◆ REQUIRED WORK ◆
From the records, pick out and copy each line containing "monthly".

◆ SOURCE DATA ◆

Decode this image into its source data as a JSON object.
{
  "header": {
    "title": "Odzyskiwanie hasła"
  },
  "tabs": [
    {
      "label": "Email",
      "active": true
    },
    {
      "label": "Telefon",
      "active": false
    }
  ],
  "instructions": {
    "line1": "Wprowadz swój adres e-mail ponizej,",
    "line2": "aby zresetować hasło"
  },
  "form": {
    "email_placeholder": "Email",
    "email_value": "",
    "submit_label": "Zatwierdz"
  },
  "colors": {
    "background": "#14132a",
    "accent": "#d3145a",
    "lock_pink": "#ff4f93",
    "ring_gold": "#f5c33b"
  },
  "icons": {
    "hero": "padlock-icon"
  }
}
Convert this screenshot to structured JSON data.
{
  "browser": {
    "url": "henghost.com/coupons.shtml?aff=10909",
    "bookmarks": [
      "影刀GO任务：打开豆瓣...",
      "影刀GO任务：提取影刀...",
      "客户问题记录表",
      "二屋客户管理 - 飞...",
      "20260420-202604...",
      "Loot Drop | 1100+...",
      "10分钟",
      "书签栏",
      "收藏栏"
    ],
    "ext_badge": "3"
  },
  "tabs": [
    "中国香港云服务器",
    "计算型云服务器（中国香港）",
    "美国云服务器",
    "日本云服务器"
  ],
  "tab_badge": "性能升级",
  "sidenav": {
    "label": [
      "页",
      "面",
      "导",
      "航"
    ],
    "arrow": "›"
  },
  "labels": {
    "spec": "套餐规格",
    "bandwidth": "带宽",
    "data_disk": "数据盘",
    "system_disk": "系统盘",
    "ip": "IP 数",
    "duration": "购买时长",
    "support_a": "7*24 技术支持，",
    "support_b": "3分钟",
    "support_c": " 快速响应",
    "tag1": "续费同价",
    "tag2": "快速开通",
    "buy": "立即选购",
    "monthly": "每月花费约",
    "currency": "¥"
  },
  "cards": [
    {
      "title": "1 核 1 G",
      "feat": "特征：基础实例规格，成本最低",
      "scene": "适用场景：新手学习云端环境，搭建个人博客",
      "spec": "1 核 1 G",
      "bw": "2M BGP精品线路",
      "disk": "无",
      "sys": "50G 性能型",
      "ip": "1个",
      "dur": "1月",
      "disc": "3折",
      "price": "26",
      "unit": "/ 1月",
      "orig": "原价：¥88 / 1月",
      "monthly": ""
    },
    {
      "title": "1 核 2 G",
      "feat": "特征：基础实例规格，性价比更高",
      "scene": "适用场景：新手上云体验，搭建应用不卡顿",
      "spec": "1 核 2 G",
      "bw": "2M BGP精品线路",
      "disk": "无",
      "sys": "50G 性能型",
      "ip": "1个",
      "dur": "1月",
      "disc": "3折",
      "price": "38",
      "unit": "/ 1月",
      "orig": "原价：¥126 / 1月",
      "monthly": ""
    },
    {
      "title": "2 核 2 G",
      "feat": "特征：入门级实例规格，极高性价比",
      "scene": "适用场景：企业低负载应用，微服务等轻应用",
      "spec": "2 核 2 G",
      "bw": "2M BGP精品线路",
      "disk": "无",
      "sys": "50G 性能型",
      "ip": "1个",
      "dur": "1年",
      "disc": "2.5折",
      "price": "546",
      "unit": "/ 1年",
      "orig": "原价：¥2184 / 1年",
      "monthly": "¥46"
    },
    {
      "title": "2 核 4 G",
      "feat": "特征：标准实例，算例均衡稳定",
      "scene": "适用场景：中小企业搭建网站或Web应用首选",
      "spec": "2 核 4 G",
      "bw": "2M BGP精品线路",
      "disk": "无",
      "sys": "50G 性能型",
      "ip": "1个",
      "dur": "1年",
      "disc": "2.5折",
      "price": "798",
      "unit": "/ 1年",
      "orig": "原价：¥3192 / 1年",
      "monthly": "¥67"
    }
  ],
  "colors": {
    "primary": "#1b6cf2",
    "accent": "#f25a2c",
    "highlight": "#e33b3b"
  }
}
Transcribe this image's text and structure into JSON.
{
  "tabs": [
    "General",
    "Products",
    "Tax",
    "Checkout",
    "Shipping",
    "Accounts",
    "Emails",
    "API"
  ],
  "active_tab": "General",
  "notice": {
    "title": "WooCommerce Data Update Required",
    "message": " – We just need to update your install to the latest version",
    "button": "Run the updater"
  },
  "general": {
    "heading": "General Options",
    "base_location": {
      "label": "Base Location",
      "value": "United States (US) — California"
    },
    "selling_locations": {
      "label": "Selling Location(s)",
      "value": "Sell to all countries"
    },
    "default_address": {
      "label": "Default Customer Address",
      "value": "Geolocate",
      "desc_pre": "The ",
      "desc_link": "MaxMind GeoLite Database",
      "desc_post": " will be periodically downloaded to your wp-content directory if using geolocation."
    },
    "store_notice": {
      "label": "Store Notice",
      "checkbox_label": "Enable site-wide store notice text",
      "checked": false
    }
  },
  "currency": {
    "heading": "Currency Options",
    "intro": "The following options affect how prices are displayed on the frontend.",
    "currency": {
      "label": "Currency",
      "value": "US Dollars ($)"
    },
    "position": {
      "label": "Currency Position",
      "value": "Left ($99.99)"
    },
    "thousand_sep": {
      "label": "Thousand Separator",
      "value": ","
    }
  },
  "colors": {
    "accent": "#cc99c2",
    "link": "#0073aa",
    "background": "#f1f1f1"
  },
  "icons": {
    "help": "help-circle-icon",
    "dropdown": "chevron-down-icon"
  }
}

◆ EXPECTED OUTPUT ◆
    "monthly": "每月花费约",
      "monthly": ""
      "monthly": ""
      "monthly": "¥46"
      "monthly": "¥67"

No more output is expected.